A revocable trust is a trust whereby provisions can be altered or canceled dependent on the grantor. During the life of the trust, income earned is distributed to the grantor, and only after death does property transfer to the beneficiaries.
This type of agreement provides flexibility and income to the living grantor; he is able to adjust the provisions of the trust and earn income, all the while knowing that the estate will be transferred upon death.
About St. Charles, Missouri
Saint Charles (commonly abbreviated St. Charles) is a city in, and the county seat of, St. Charles County, Missouri, United States. The population was 65,794 at the 2010 census, making St. Charles the ninth-largest city in Missouri.
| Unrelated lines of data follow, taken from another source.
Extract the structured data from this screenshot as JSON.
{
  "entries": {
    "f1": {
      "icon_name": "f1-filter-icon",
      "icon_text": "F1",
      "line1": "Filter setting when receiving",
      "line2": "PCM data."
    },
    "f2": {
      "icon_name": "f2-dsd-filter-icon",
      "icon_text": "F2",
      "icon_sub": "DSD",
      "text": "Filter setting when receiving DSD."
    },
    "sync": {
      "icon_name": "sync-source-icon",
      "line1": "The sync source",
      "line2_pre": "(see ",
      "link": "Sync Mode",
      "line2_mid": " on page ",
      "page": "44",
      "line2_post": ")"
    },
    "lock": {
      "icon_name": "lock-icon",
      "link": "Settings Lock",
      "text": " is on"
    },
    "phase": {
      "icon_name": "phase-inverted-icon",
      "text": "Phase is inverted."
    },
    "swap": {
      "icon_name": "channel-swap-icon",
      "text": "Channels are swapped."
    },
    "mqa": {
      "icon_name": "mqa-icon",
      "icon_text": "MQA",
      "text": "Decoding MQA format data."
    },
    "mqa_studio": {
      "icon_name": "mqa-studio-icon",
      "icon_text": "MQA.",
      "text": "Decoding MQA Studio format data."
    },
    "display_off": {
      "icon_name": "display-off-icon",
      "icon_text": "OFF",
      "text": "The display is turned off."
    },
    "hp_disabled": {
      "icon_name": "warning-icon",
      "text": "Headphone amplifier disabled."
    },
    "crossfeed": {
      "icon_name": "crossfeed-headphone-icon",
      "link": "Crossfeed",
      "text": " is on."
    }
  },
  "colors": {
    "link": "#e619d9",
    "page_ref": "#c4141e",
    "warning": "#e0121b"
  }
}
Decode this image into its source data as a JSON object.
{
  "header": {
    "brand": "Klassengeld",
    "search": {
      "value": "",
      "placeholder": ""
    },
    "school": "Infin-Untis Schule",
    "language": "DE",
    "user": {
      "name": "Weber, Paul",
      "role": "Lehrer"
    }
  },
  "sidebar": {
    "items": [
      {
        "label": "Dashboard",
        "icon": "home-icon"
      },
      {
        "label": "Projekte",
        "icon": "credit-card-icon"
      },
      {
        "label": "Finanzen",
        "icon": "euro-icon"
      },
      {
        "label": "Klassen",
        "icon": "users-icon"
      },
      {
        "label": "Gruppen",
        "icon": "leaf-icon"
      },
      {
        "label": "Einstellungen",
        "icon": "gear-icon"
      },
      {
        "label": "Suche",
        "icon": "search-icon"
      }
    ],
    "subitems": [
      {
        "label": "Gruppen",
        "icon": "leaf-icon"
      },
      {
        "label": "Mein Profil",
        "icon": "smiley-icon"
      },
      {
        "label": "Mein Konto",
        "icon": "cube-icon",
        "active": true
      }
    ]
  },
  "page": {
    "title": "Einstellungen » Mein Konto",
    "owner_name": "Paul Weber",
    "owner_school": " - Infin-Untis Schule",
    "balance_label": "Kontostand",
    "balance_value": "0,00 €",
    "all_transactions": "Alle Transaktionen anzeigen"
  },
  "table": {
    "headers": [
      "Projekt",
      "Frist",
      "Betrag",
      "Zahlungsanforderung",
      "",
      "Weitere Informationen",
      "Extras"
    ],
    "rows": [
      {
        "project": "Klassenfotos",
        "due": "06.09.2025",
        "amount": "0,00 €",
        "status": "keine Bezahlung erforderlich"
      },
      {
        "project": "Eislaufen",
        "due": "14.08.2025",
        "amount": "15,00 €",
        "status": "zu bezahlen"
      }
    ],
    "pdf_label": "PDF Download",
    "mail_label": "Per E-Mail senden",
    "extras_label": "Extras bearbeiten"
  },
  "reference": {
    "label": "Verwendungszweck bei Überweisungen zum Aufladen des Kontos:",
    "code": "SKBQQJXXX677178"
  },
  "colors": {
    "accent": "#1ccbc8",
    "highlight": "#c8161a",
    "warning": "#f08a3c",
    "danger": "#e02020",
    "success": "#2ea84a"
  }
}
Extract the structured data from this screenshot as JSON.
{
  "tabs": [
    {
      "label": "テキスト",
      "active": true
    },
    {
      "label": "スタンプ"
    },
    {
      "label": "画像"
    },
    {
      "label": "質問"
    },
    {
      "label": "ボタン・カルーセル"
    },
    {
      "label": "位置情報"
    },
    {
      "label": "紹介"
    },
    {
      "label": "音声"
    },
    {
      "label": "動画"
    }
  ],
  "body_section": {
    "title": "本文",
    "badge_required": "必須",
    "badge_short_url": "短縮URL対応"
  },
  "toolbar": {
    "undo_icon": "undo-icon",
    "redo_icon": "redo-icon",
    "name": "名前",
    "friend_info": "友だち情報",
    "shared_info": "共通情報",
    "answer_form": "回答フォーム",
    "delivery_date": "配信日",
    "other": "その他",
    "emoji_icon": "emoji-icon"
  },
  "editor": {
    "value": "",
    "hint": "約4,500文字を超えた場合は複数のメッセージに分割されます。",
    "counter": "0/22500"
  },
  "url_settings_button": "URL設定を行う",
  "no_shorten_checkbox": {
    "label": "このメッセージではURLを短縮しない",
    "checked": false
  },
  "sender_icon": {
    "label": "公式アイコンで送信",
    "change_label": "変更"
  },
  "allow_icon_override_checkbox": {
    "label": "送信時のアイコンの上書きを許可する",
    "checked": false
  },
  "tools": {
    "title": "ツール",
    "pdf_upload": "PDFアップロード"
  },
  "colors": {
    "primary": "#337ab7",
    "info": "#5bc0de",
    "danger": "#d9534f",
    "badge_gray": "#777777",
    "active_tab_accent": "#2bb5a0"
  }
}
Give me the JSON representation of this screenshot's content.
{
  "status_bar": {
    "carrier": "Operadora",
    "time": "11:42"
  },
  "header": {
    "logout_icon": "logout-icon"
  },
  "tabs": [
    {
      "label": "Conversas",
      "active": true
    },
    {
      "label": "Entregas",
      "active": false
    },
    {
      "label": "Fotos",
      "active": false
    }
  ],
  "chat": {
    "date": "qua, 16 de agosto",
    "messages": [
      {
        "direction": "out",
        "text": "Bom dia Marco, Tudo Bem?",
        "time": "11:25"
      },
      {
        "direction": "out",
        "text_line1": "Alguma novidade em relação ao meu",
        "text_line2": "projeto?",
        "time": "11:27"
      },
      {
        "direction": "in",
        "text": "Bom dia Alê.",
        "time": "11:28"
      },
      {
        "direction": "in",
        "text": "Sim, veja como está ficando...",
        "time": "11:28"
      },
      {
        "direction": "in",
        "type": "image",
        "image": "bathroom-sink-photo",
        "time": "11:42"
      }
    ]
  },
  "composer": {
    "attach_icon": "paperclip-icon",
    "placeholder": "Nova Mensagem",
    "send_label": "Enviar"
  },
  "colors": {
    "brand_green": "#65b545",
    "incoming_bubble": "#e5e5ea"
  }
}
Situated on the Missouri River, it is a northwestern suburb of St. Louis.
Founded circa 1769 as Les Petites Côtes, or “The Little Hills” in French, by Louis Blanchette, a French-Canadian fur trader, when the area was nominally ruled by Spain following the Seven Years’ War, St. Charles is the third-oldest city in Missouri. For a time, it played a significant role in the United States’ westward expansion as a river port and starting point of the Boone’s Lick Road to the Boonslick.